Thursday night, downtown Los Angeles was treated to a free show from Tinashe and BJ the Chicago Kid at the Belasco Theater.
Rolling up to the Belasco’s front entrance, I could feel the bass from BJ The Chicago Kid’s set thumping deep in my chest, even from outside the venue.
The free show was a brand activation for Ford, so once inside, there was a highly-Instagrammable neon step-and-repeat-style photo station, and further in, a red Mustang for people to sit in and take pictures. With that in mind, past the initial surprise of seeing a car in the middle of a venue, the crowd seemed relatively oblivious to the branding, and was focused on pushing to the front to see the artists at close range.
In the interest of transparency, BJ the Chicago Kid was new to me before this show. I’d never even heard his name. That said, I was clearly the only one. I’ve almost never seen a crowd so packed and so hyped up for an opener. I’d describe BJ’s sound as R&B-tinged soul hip hop. It’s more smooth and melodic than the super popular mumble rap that’s getting so much radio play these days. BJ has a new album out, titled In My Mind, that he played the majority of during his hour-long set.
In between songs, he name-checked Obama (BJ performed at the former President’s final speech in Chicago) and Childish Gambino just before playing a cover of his smash hit, “Redbone.” The crowd went wild.
He wrapped up just before 9pm, giving the roadies enough time to set up a stacked platform addition to the stage for the woman of the hour.
The lights went down, and a graphic of the moon appeared, “TINASHE” splashed across the screen. The anticipation was palpable. A kid in a Grimes shirt in front of me preemptively gyrated with excitement. I looked up and saw that the ornate inner dome of the Belasco was lit up in sultry blues and deep purples. Finally, she emerged.
First, let’s get the most obvious points out of the way: Tinashe is beautiful and talented. This isn’t particularly surprising because a lot of young, female artists possess that winning combo, but what sets her apart is the fact that she’s able to belt out the impossibly strong vocals her songs require, and perfectly execute complicated, synced up dance moves in tune with her backup dancers, all while never letting her composed stage presence falter for a second. It feels like she’s been doing this forever, and then you remember that she’s only 24.
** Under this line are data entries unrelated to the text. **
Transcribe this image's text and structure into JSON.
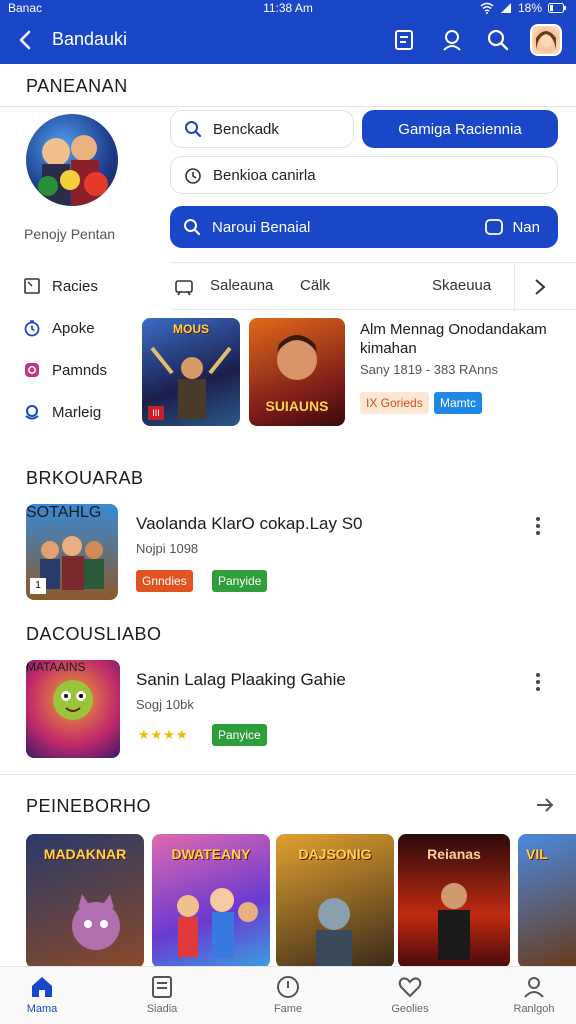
{
  "status_bar": {
    "carrier": "Banac",
    "time": "11:38 Am",
    "battery": "18%"
  },
  "app_bar": {
    "title": "Bandauki"
  },
  "section_1": {
    "heading": "PANEANAN"
  },
  "profile": {
    "name": "Penojy Pentan"
  },
  "search": {
    "pill1": "Benckadk",
    "pill1_button": "Gamiga Raciennia",
    "pill2": "Benkioa canirla",
    "pill3": "Naroui Benaial",
    "pill3_right": "Nan"
  },
  "tabs": {
    "items": [
      "Saleauna",
      "Cälk",
      "Skaeuua"
    ]
  },
  "side_menu": {
    "items": [
      "Racies",
      "Apoke",
      "Pamnds",
      "Marleig"
    ]
  },
  "featured": {
    "covers": [
      {
        "title": "MOUS",
        "bottom": "III"
      },
      {
        "title": "SUIAUNS",
        "bottom": ""
      }
    ],
    "title": "Alm Mennag Onodandakam kimahan",
    "price": "Sany 1819 - 383 RAnns",
    "tags": [
      "IX Gorieds",
      "Mamtc"
    ]
  },
  "section_2": {
    "heading": "BRKOUARAB",
    "item": {
      "cover": "SOTAHLG",
      "title": "Vaolanda KlarO cokap.Lay S0",
      "subtitle": "Nojpi 1098",
      "tags": [
        "Gnndies",
        "Panyide"
      ]
    }
  },
  "section_3": {
    "heading": "DACOUSLIABO",
    "item": {
      "cover": "MATAAINS",
      "title": "Sanin Lalag Plaaking Gahie",
      "subtitle": "Sogj 10bk",
      "rating": "★★★★",
      "rating_value": 4,
      "tag": "Panyice"
    }
  },
  "section_4": {
    "heading": "PEINEBORHO",
    "posters": [
      "MADAKNAR",
      "DWATEANY",
      "DAJSONIG",
      "Reianas",
      "VIL"
    ]
  },
  "bottom_nav": {
    "items": [
      "Mama",
      "Siadia",
      "Fame",
      "Geolies",
      "Ranlgoh"
    ],
    "active_index": 0
  },
  "colors": {
    "brand": "#1a47c7",
    "orange_tag": "#e2531f",
    "green_tag": "#2e9e3a",
    "blue_tag": "#1e88e5",
    "star": "#f5b800"
  }
}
The show had more of a narrative than I expected. Each song flowed into the next giving the set shape via storytelling, and she managed to tee each one up with an appropriate quip to the audience. Her stage persona feels like a cross between a young, uber-confident Rihanna and the girl you had a huge crush on in high school, and in that way, she was able to fluidly pivot between wholesome (“Flame”) and R-rated (“Company”) in a way that gave me a sense there’s a lot more under the surface.
As is often the case with a lot of free shows, the crowd was really diverse and varied in terms of age, race, gender and orientation, but everyone’s attention was equally rapt. Tinashe started the set with songs off her albums Joyride and 2016’s Nightride mixtape. She introduced a few new songs that she played in the middle of the set, but just when the audience got restless from their inability to sing along, she brought the energy back up with the infectious pop-rhythmic single off Aquarius, “All Hands on Deck.” Closing out the set with an elongated and remixed version of “2 On,” a smiling, glistening Tinashe left it all on the floor.
Words and photos by Stephanie Varela Rheingold